Website and app data records
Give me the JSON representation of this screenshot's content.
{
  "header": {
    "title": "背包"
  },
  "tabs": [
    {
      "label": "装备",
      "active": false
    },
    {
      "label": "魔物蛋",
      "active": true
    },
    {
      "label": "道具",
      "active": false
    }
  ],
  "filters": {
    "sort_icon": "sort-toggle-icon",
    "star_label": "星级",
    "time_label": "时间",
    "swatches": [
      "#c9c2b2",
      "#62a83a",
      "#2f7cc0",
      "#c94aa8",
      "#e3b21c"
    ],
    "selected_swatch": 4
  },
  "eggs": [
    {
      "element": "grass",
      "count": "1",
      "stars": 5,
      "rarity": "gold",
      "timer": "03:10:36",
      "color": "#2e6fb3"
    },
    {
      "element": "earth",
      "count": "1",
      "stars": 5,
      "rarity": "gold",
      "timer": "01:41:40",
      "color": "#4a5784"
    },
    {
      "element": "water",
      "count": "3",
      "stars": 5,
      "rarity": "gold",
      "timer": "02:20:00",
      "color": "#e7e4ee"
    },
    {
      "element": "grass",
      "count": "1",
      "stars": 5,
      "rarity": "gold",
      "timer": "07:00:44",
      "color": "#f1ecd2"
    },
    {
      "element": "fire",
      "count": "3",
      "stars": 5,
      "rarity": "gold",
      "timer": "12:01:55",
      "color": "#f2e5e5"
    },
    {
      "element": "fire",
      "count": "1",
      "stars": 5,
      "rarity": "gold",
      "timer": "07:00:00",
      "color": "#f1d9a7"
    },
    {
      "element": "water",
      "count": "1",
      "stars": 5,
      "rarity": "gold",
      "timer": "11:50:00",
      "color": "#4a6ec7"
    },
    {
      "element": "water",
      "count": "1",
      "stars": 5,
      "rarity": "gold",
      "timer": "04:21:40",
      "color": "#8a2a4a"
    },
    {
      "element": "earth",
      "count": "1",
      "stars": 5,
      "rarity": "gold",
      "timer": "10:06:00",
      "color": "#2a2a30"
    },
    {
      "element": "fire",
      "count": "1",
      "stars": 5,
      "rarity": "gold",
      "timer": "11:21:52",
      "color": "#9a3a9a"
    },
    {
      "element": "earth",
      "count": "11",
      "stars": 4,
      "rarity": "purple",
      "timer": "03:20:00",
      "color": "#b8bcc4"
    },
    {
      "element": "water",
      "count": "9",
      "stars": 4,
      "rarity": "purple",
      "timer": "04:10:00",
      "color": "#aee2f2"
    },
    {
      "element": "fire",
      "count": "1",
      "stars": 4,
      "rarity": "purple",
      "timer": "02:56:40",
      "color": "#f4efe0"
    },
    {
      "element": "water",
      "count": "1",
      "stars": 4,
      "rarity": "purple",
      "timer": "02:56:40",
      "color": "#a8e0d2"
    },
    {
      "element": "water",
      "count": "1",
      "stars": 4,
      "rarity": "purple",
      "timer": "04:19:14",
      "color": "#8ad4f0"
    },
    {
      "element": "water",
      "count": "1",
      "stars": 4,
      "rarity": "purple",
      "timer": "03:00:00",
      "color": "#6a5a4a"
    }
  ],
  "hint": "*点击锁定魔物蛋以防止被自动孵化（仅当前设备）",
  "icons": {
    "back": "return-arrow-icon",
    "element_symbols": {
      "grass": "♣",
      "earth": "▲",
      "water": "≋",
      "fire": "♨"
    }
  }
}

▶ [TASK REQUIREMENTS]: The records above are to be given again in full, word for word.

▶ [FINISHED TASK]:
Give me the JSON representation of this screenshot's content.
{
  "header": {
    "title": "背包"
  },
  "tabs": [
    {
      "label": "装备",
      "active": false
    },
    {
      "label": "魔物蛋",
      "active": true
    },
    {
      "label": "道具",
      "active": false
    }
  ],
  "filters": {
    "sort_icon": "sort-toggle-icon",
    "star_label": "星级",
    "time_label": "时间",
    "swatches": [
      "#c9c2b2",
      "#62a83a",
      "#2f7cc0",
      "#c94aa8",
      "#e3b21c"
    ],
    "selected_swatch": 4
  },
  "eggs": [
    {
      "element": "grass",
      "count": "1",
      "stars": 5,
      "rarity": "gold",
      "timer": "03:10:36",
      "color": "#2e6fb3"
    },
    {
      "element": "earth",
      "count": "1",
      "stars": 5,
      "rarity": "gold",
      "timer": "01:41:40",
      "color": "#4a5784"
    },
    {
      "element": "water",
      "count": "3",
      "stars": 5,
      "rarity": "gold",
      "timer": "02:20:00",
      "color": "#e7e4ee"
    },
    {
      "element": "grass",
      "count": "1",
      "stars": 5,
      "rarity": "gold",
      "timer": "07:00:44",
      "color": "#f1ecd2"
    },
    {
      "element": "fire",
      "count": "3",
      "stars": 5,
      "rarity": "gold",
      "timer": "12:01:55",
      "color": "#f2e5e5"
    },
    {
      "element": "fire",
      "count": "1",
      "stars": 5,
      "rarity": "gold",
      "timer": "07:00:00",
      "color": "#f1d9a7"
    },
    {
      "element": "water",
      "count": "1",
      "stars": 5,
      "rarity": "gold",
      "timer": "11:50:00",
      "color": "#4a6ec7"
    },
    {
      "element": "water",
      "count": "1",
      "stars": 5,
      "rarity": "gold",
      "timer": "04:21:40",
      "color": "#8a2a4a"
    },
    {
      "element": "earth",
      "count": "1",
      "stars": 5,
      "rarity": "gold",
      "timer": "10:06:00",
      "color": "#2a2a30"
    },
    {
      "element": "fire",
      "count": "1",
      "stars": 5,
      "rarity": "gold",
      "timer": "11:21:52",
      "color": "#9a3a9a"
    },
    {
      "element": "earth",
      "count": "11",
      "stars": 4,
      "rarity": "purple",
      "timer": "03:20:00",
      "color": "#b8bcc4"
    },
    {
      "element": "water",
      "count": "9",
      "stars": 4,
      "rarity": "purple",
      "timer": "04:10:00",
      "color": "#aee2f2"
    },
    {
      "element": "fire",
      "count": "1",
      "stars": 4,
      "rarity": "purple",
      "timer": "02:56:40",
      "color": "#f4efe0"
    },
    {
      "element": "water",
      "count": "1",
      "stars": 4,
      "rarity": "purple",
      "timer": "02:56:40",
      "color": "#a8e0d2"
    },
    {
      "element": "water",
      "count": "1",
      "stars": 4,
      "rarity": "purple",
      "timer": "04:19:14",
      "color": "#8ad4f0"
    },
    {
      "element": "water",
      "count": "1",
      "stars": 4,
      "rarity": "purple",
      "timer": "03:00:00",
      "color": "#6a5a4a"
    }
  ],
  "hint": "*点击锁定魔物蛋以防止被自动孵化（仅当前设备）",
  "icons": {
    "back": "return-arrow-icon",
    "element_symbols": {
      "grass": "♣",
      "earth": "▲",
      "water": "≋",
      "fire": "♨"
    }
  }
}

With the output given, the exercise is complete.